Su-Chun Zhang, a Waisman Center researcher and UW School of Medicine and Public Health professor of neurology and neuroscience, was the first in the world to craft human brain cells from human embryonic stem (ES) cells, and later from the related induced pluripotent (iPS) cells. In light of the 20th anniversary of James Thomson’s derivation of human ES cells, we had some questions for a founder of stem cell neuroscience
“When Jamie’s work came out, it literally changed the world and how we envision taking what we do from a petri dish to a patient.” – Gordon Keller, senior scientist, Princess Margaret Cancer Centre, UHN-Toronto
James Thomson, the UW-Madison biologist whose stem cell discovery 20 years ago opened fascinating and promising new avenues in science, took time to discuss his thoughts on the breakthrough and what the future holds for the field of regenerative medicine. Thomson, who now serves as director of regenerative medicine at the Morgridge Institute for Research, shares his thoughts:.
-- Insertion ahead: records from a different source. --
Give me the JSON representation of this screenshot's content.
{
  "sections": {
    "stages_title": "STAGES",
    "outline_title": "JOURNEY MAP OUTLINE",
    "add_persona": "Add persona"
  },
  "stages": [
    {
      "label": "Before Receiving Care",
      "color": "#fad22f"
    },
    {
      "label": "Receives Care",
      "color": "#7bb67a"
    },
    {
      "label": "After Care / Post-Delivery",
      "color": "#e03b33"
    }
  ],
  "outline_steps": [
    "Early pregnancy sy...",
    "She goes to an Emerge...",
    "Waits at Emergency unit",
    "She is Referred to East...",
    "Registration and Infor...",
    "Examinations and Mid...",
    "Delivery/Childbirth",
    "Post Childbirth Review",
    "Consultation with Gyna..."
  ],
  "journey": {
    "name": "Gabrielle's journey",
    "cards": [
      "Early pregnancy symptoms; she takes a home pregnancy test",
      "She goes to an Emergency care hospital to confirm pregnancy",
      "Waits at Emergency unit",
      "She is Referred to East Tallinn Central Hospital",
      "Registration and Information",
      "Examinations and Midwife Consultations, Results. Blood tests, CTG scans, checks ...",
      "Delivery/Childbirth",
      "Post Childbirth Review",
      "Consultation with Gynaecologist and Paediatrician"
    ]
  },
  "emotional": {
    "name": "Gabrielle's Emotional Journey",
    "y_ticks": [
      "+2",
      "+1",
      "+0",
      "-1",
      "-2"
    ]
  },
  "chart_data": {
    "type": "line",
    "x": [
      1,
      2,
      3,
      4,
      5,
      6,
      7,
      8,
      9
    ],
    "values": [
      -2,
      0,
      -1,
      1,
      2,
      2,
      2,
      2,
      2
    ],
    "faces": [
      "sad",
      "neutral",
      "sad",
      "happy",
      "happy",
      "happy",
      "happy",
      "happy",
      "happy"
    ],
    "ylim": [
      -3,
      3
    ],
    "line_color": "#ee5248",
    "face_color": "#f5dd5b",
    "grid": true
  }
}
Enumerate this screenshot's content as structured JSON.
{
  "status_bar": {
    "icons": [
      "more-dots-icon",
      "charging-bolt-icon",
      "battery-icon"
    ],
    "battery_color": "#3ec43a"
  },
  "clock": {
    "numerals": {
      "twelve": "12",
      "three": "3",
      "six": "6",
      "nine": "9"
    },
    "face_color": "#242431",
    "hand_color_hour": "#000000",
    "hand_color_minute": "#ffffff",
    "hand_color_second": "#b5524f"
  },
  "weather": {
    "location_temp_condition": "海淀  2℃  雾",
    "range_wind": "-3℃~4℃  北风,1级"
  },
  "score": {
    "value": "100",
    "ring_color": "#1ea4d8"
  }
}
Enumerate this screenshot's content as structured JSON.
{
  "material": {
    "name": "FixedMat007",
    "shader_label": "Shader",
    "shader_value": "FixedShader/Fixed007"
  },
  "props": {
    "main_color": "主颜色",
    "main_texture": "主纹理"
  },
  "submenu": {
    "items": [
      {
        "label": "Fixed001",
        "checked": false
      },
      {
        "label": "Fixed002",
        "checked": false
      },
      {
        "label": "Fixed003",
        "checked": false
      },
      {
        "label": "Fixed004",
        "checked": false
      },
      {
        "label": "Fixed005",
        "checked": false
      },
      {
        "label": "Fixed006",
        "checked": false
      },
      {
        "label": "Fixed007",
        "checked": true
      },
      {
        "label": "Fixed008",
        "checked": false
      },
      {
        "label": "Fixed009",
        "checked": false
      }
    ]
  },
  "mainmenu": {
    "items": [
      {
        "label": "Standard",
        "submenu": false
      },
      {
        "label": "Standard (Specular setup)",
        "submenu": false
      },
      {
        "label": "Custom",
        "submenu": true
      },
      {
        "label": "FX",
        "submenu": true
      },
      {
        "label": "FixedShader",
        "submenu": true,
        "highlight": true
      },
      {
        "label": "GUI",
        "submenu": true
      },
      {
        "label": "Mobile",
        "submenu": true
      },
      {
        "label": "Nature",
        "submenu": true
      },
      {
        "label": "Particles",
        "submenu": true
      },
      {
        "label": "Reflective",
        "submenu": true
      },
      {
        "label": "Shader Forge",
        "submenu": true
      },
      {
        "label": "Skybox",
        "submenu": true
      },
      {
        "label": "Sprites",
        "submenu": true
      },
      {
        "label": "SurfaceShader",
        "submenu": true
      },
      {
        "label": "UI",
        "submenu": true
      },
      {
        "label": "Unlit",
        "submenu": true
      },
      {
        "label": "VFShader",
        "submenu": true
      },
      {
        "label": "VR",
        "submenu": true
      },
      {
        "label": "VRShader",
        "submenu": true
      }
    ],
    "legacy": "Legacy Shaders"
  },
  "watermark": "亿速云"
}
Art of discovery: A look at the cellular wonders of stem cell research Creating brain and nerve cells to propel drug treatments for disease Research excellence: Stem cell collaboration fuels sustained leadership A starring role …
SCRMC member Su-Chun Zhang, professor of neuroscience, writes: As a researcher studying how brain cells might treat disorders like multiple sclerosis, I first approached Jamie Thomson in the late 1990s because I knew he was experimenting with stem cells from monkeys and I wanted to understand his work. When I learned he had figured out how to derive human embryonic stem cells, we began to collaborate on how to guide human stem cells to brain cells.
SCRMC Director Timothy Kamp writes: When UW-Madison researcher Jamie Thomson discovered human embryonic stem cells in the late 1990s, the university instantly vaulted to the forefront of this exciting new technology. What has been almost as impressive to me is how the university has managed that success and maintained its position as a world leader.
When Jamie Thomson addressed an audience at the Wisconsin Institute for Discovery in April, he emphasized the important role that nonhuman primates played in his groundbreaking research. Thomson, who today serves as director of regenerative biology at the Morgridge Institute for Research, explained that he came to UW–Madison in 1991, in large part because it housed the Wisconsin National Primate Research Center. The facility is part of the National Primate Research Centers funded by the National Institutes of Health.
It was December 1998, and the Wisconsin Alumni Research Foundation had just been issued a patent based on Jamie Thomson’s work on embryonic stem cells. This was a continuation of his patent filed in 1995 for deriving stem cells from primates. I got a phone call from the general counsel of the National Institutes of Health, who had been summoned to testify at the U.S. Senate about the patent.
Wisconsin Alumni Research Foundation (WARF), one of the oldest and most successful technology transfer offices in the nation and the designated patent and licensing organization for UW-Madison. It was important to WARF to make stem cell breakthroughs accessible to the world. Over time, they have arranged about 70 licensing agreements and more than 700 patents.